      • Older persons
      • People with disabilities, including people with COVID-19
      • Refugees, immigrants and migrant workers
      • People experiencing poverty.
    2. Combat stigma and discrimination by training health workers and the public on COVID-19, using mass media and school networks to expand public awareness of human rights.


  1. Strengthen human rights accountability and oversight

    1. Ensure that emergency planning bodies at all levels of government include representation from:
      • Human rights offices and institutions
      • Vulnerable groups
      • People most affected by the COVID-19 pandemic.
    2. Ensure that emergency planning bodies at all levels of government:
      • Consult with human rights experts when making decisions, taking action and allocating resources
      • Coordinate efforts across federal, provincial, territorial, regional, municipal and Indigenous jurisdictions.
    3. Provide additional resources to human rights institutions with the mandate to hold decision-makers accountable for respecting and protecting human rights during the COVID-19 pandemic.
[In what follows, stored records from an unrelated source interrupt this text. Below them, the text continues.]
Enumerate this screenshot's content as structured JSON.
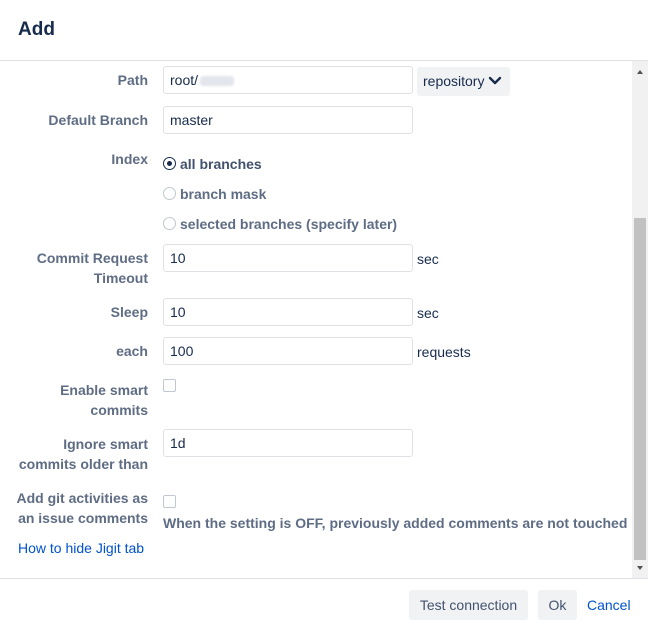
{
  "dialog": {
    "title": "Add"
  },
  "form": {
    "path": {
      "label": "Path",
      "value": "root/",
      "type_select": "repository"
    },
    "default_branch": {
      "label": "Default Branch",
      "value": "master"
    },
    "index": {
      "label": "Index",
      "options": [
        {
          "label": "all branches",
          "checked": true
        },
        {
          "label": "branch mask",
          "checked": false
        },
        {
          "label": "selected branches (specify later)",
          "checked": false
        }
      ]
    },
    "commit_request_timeout": {
      "label_line1": "Commit Request",
      "label_line2": "Timeout",
      "value": "10",
      "unit": "sec"
    },
    "sleep": {
      "label": "Sleep",
      "value": "10",
      "unit": "sec"
    },
    "each": {
      "label": "each",
      "value": "100",
      "unit": "requests"
    },
    "enable_smart_commits": {
      "label_line1": "Enable smart",
      "label_line2": "commits",
      "checked": false
    },
    "ignore_smart_commits": {
      "label_line1": "Ignore smart",
      "label_line2": "commits older than",
      "value": "1d"
    },
    "add_git_activities": {
      "label_line1": "Add git activities as",
      "label_line2": "an issue comments",
      "checked": false,
      "note": "When the setting is OFF, previously added comments are not touched"
    },
    "help_link": "How to hide Jigit tab"
  },
  "footer": {
    "test_connection": "Test connection",
    "ok": "Ok",
    "cancel": "Cancel"
  },
  "icons": {
    "chevron": "chevron-down-icon",
    "scroll_up": "arrow-up-icon",
    "scroll_down": "arrow-down-icon"
  }
}
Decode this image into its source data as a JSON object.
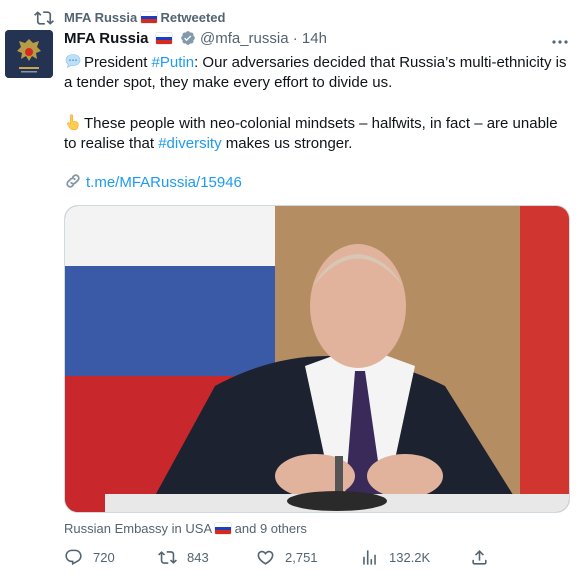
{
  "retweet": {
    "label": "MFA Russia",
    "suffix": "Retweeted"
  },
  "author": {
    "name": "MFA Russia",
    "handle": "@mfa_russia",
    "separator": "·",
    "time": "14h"
  },
  "tweet": {
    "line1_prefix": "President ",
    "line1_hashtag": "#Putin",
    "line1_rest": ": Our adversaries decided that Russia’s multi-ethnicity is a tender spot, they make every effort to divide us.",
    "line2_prefix": "These people with neo-colonial mindsets – halfwits, in fact – are unable to realise that ",
    "line2_hashtag": "#diversity",
    "line2_rest": " makes us stronger.",
    "link": "t.me/MFARussia/15946"
  },
  "tagged": {
    "prefix": "Russian Embassy in USA",
    "suffix": "and 9 others"
  },
  "metrics": {
    "replies": "720",
    "retweets": "843",
    "likes": "2,751",
    "views": "132.2K"
  },
  "icons": [
    "retweet-icon",
    "flag-russia-icon",
    "verified-badge-icon",
    "more-icon",
    "speech-bubble-icon",
    "pointing-hand-icon",
    "link-icon",
    "reply-icon",
    "like-icon",
    "views-icon",
    "share-icon"
  ],
  "colors": {
    "accent": "#1d9bf0",
    "muted": "#536471",
    "text": "#0f1419"
  }
}
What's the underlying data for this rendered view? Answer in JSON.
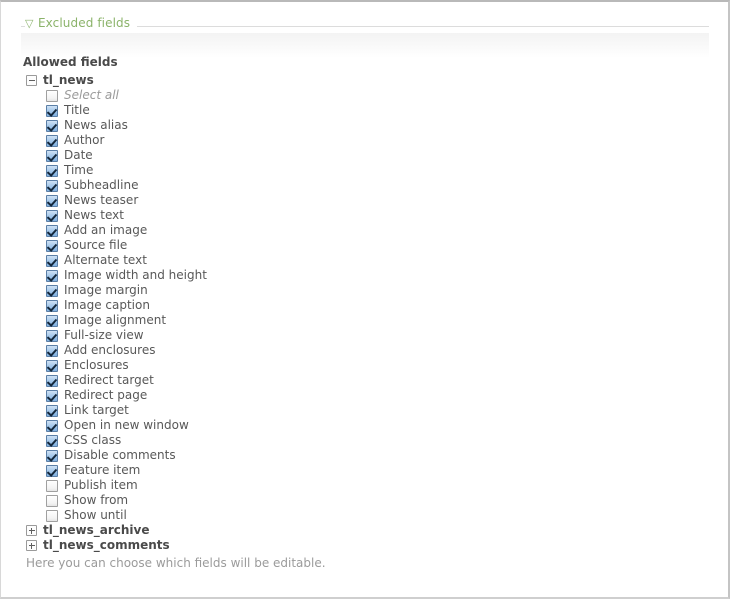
{
  "fieldset": {
    "legend_label": "Excluded fields",
    "legend_icon": "triangle-down-icon",
    "expanded": true
  },
  "widget": {
    "label": "Allowed fields",
    "help_text": "Here you can choose which fields will be editable."
  },
  "tree": {
    "groups": [
      {
        "name": "tl_news",
        "expanded": true,
        "toggle_icon": "minus-box-icon",
        "fields": [
          {
            "label": "Select all",
            "checked": false,
            "select_all": true
          },
          {
            "label": "Title",
            "checked": true
          },
          {
            "label": "News alias",
            "checked": true
          },
          {
            "label": "Author",
            "checked": true
          },
          {
            "label": "Date",
            "checked": true
          },
          {
            "label": "Time",
            "checked": true
          },
          {
            "label": "Subheadline",
            "checked": true
          },
          {
            "label": "News teaser",
            "checked": true
          },
          {
            "label": "News text",
            "checked": true
          },
          {
            "label": "Add an image",
            "checked": true
          },
          {
            "label": "Source file",
            "checked": true
          },
          {
            "label": "Alternate text",
            "checked": true
          },
          {
            "label": "Image width and height",
            "checked": true
          },
          {
            "label": "Image margin",
            "checked": true
          },
          {
            "label": "Image caption",
            "checked": true
          },
          {
            "label": "Image alignment",
            "checked": true
          },
          {
            "label": "Full-size view",
            "checked": true
          },
          {
            "label": "Add enclosures",
            "checked": true
          },
          {
            "label": "Enclosures",
            "checked": true
          },
          {
            "label": "Redirect target",
            "checked": true
          },
          {
            "label": "Redirect page",
            "checked": true
          },
          {
            "label": "Link target",
            "checked": true
          },
          {
            "label": "Open in new window",
            "checked": true
          },
          {
            "label": "CSS class",
            "checked": true
          },
          {
            "label": "Disable comments",
            "checked": true
          },
          {
            "label": "Feature item",
            "checked": true
          },
          {
            "label": "Publish item",
            "checked": false
          },
          {
            "label": "Show from",
            "checked": false
          },
          {
            "label": "Show until",
            "checked": false
          }
        ]
      },
      {
        "name": "tl_news_archive",
        "expanded": false,
        "toggle_icon": "plus-box-icon",
        "fields": []
      },
      {
        "name": "tl_news_comments",
        "expanded": false,
        "toggle_icon": "plus-box-icon",
        "fields": []
      }
    ]
  },
  "colors": {
    "legend_green": "#8bb36a",
    "label_dark": "#4a4a4a",
    "field_text": "#585858",
    "muted": "#9a9a9a",
    "checkbox_blue": "#7fb0e0"
  }
}
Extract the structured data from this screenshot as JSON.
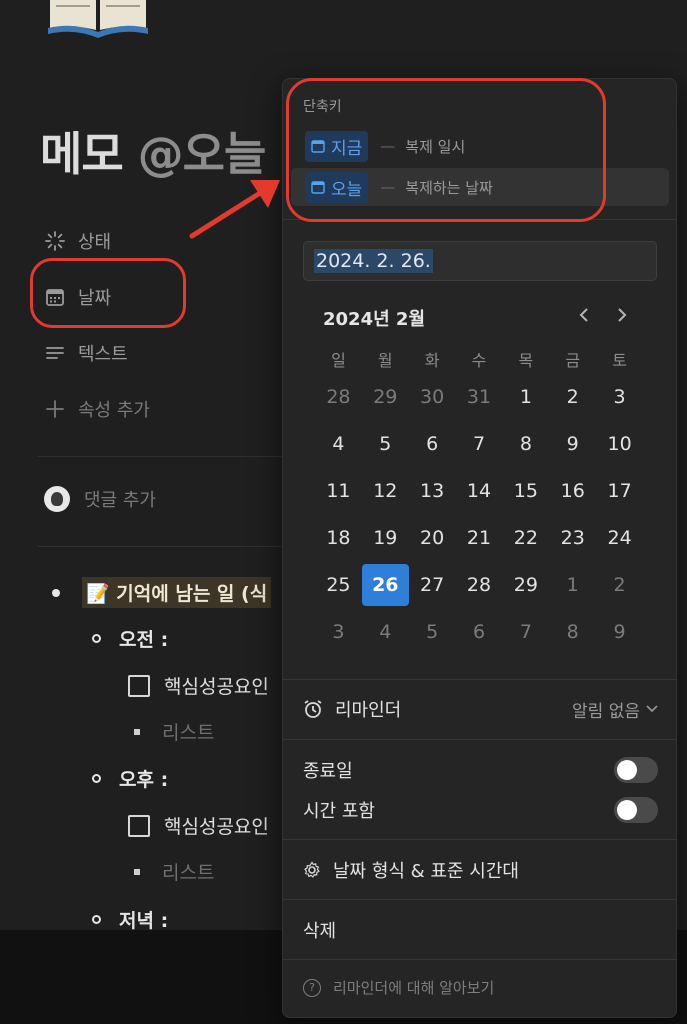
{
  "page": {
    "title": "메모",
    "title_mention": "@오늘",
    "properties": [
      {
        "label": "상태",
        "icon": "status-spinner-icon"
      },
      {
        "label": "날짜",
        "icon": "calendar-icon"
      },
      {
        "label": "텍스트",
        "icon": "text-lines-icon"
      },
      {
        "label": "속성 추가",
        "icon": "plus-icon"
      }
    ],
    "comment_placeholder": "댓글 추가",
    "content": {
      "heading_bullet": "기억에 남는 일 (식",
      "morning": "오전 :",
      "afternoon": "오후 :",
      "evening": "저녁 :",
      "todo_text": "핵심성공요인",
      "list_placeholder": "리스트"
    }
  },
  "popup": {
    "shortcut_title": "단축키",
    "shortcuts": [
      {
        "chip": "지금",
        "desc": "복제 일시"
      },
      {
        "chip": "오늘",
        "desc": "복제하는 날짜"
      }
    ],
    "date_value": "2024. 2. 26.",
    "month_label": "2024년 2월",
    "weekdays": [
      "일",
      "월",
      "화",
      "수",
      "목",
      "금",
      "토"
    ],
    "weeks": [
      [
        "28",
        "29",
        "30",
        "31",
        "1",
        "2",
        "3"
      ],
      [
        "4",
        "5",
        "6",
        "7",
        "8",
        "9",
        "10"
      ],
      [
        "11",
        "12",
        "13",
        "14",
        "15",
        "16",
        "17"
      ],
      [
        "18",
        "19",
        "20",
        "21",
        "22",
        "23",
        "24"
      ],
      [
        "25",
        "26",
        "27",
        "28",
        "29",
        "1",
        "2"
      ],
      [
        "3",
        "4",
        "5",
        "6",
        "7",
        "8",
        "9"
      ]
    ],
    "selected_day": "26",
    "reminder_label": "리마인더",
    "reminder_value": "알림 없음",
    "end_date_label": "종료일",
    "include_time_label": "시간 포함",
    "format_label": "날짜 형식 & 표준 시간대",
    "delete_label": "삭제",
    "help_label": "리마인더에 대해 알아보기"
  },
  "colors": {
    "accent": "#2f7fd8",
    "chip_text": "#5aa2f0",
    "annotation": "#e23b2e"
  }
}
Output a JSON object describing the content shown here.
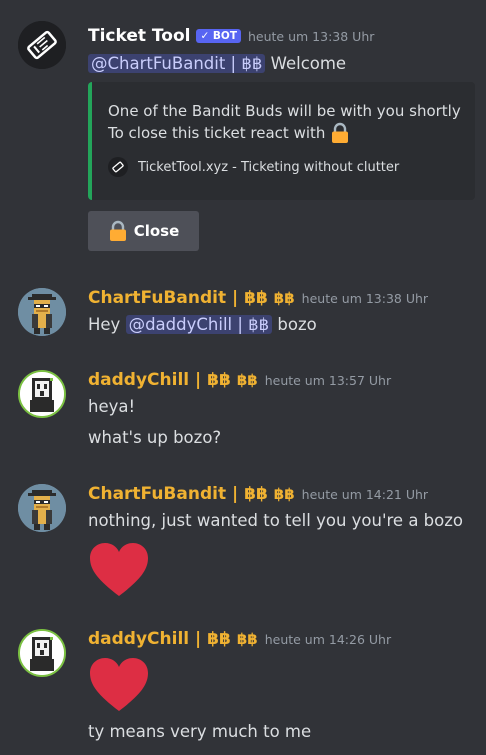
{
  "colors": {
    "background": "#313338",
    "ticket_author": "#ffffff",
    "member_author": "#f0b232",
    "mention_bg": "#3c4270",
    "embed_accent": "#23a55a",
    "button_bg": "#4e5058",
    "heart": "#dd2e44"
  },
  "messages": [
    {
      "author": "Ticket Tool",
      "bot_tag": "✓ BOT",
      "timestamp": "heute um 13:38 Uhr",
      "mention": "@ChartFuBandit | ฿฿",
      "text": " Welcome",
      "embed": {
        "line1": "One of the Bandit Buds will be with you shortly",
        "line2": "To close this ticket react with",
        "footer": "TicketTool.xyz - Ticketing without clutter"
      },
      "button": {
        "label": "Close",
        "icon": "lock-icon"
      }
    },
    {
      "author": "ChartFuBandit | ฿฿",
      "role_icon": "฿฿",
      "timestamp": "heute um 13:38 Uhr",
      "prefix": "Hey ",
      "mention": "@daddyChill | ฿฿",
      "suffix": " bozo"
    },
    {
      "author": "daddyChill | ฿฿",
      "role_icon": "฿฿",
      "timestamp": "heute um 13:57 Uhr",
      "lines": [
        "heya!",
        "what's up bozo?"
      ]
    },
    {
      "author": "ChartFuBandit | ฿฿",
      "role_icon": "฿฿",
      "timestamp": "heute um 14:21 Uhr",
      "lines": [
        "nothing, just wanted to tell you you're a bozo"
      ],
      "emoji": "heart-icon"
    },
    {
      "author": "daddyChill | ฿฿",
      "role_icon": "฿฿",
      "timestamp": "heute um 14:26 Uhr",
      "emoji": "heart-icon",
      "lines": [
        "ty means very much to me"
      ]
    }
  ]
}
    4. Ensure that human rights institutions with the mandate to hold decision-makers accountable for respecting and protecting human rights during the COVID-19 pandemic are empowered to:
      • Monitor and report on government actions that limit rights
      • Access all places of detention, including places where people are kept in quarantine
      • Receive inquiries, deal with discrimination complaints and/or launch public inquiries related to the COVID-19 pandemic
      • Provide an accessible, effective public process for hearing, adjudicating and remedying human rights issues related to the COVID-19 pandemic.
    5. Establish human rights oversight committees made up of external experts, representatives of vulnerable groups and affected communities with a mandate to provide advice to and review actions taken by governments.
    6. Collect and make publicly available health and other human rights data related to COVID-19 and response measures, disaggregated by vulnerable groups.